Shoveling snow. A feeling of flow.

I still ski (cross country) pretty well. But this Christmas Holiday I experienced more flow, purpose and coherence shoveling snow.

Most of my time outside with the shovel, I was actually being useful. Clearing snow from the roof of our cabin and improving the view through our windows.

I think my mother appreciated it. – At least she was willing to take some video of me. And I liked the idea that I was doing some necessary work while she cooked delicious meals.

At one point, though, I just wanted to play with different movements and free snow throws. I know that I’m not Rocky training for the Ivan Drago fight. However, being out there, I have to admit that those epic scenes inspired me. Here are some pictures:

Loaded walking with awkward weight.

Sinking deep into the snow.


Hip hinge.

Weight transfer.

Power walk, loaded by the deep snow.

Sinking completely through the snow, having to crawl to get up.

I also walked backwards and sideways.

Variations of cross crawls to recover.

In the end, I combined it all and walked forward while shoveling.

“People don’t buy what you do; they buy why you do it. And what you do simply proves what you believe,” Simon Sinek says.

This might explain why shoveling snow made me feel so good: I’m able to tell myself why I’m doing it. Here is a three point list:

– Moving snow from the roof and around the cabin is a practical task that needs to be done, and resonates with the Georges Hébert quote: “Be fit to be useful”, which is embraced and beautifully communicated by the MovNat community.
– I want to be able to contribute in manual farm and forest work. Shoveling snow is probably decent preparation for that. “Use what you have. Do what you can”.
– Thanks to Tim Anderson’s writings, I have fallen in love with the term: “Old man’s strength”. That’s the kind of strength that gets things done. It’s also the kind of strength that stays with you for life. It’s only one way to achieve it: Physical labor. Read the Original Strength books for more depth considering this. It’s also portrayed in Thor Gotaas’ books about the cross country skiers of the past.

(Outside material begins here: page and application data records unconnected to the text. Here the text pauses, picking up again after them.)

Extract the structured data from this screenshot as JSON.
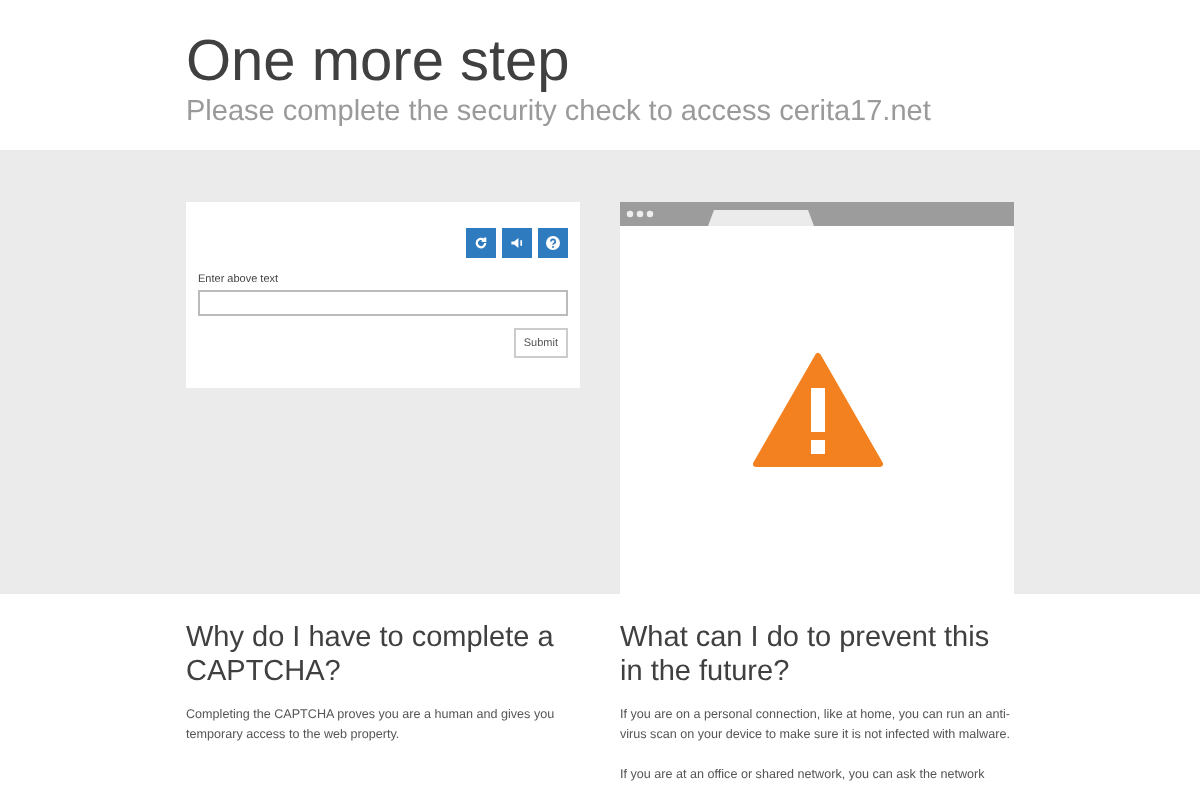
{
  "header": {
    "title": "One more step",
    "subtitle": "Please complete the security check to access cerita17.net"
  },
  "captcha": {
    "buttons": [
      {
        "kind": "refresh"
      },
      {
        "kind": "audio"
      },
      {
        "kind": "help"
      }
    ],
    "field_label": "Enter above text",
    "submit": "Submit"
  },
  "sections": [
    {
      "heading": "Why do I have to complete a CAPTCHA?",
      "paragraphs": [
        "Completing the CAPTCHA proves you are a human and gives you temporary access to the web property."
      ]
    },
    {
      "heading": "What can I do to prevent this in the future?",
      "paragraphs": [
        "If you are on a personal connection, like at home, you can run an anti-virus scan on your device to make sure it is not infected with malware.",
        "If you are at an office or shared network, you can ask the network"
      ]
    }
  ]
}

Below is a video of the fun in the snow. I didn’t have the patience to really trim it down to being short and concise. However, for those interested, it shows how I move while working. I welcome every coaching advice for how I can improve my shoveling!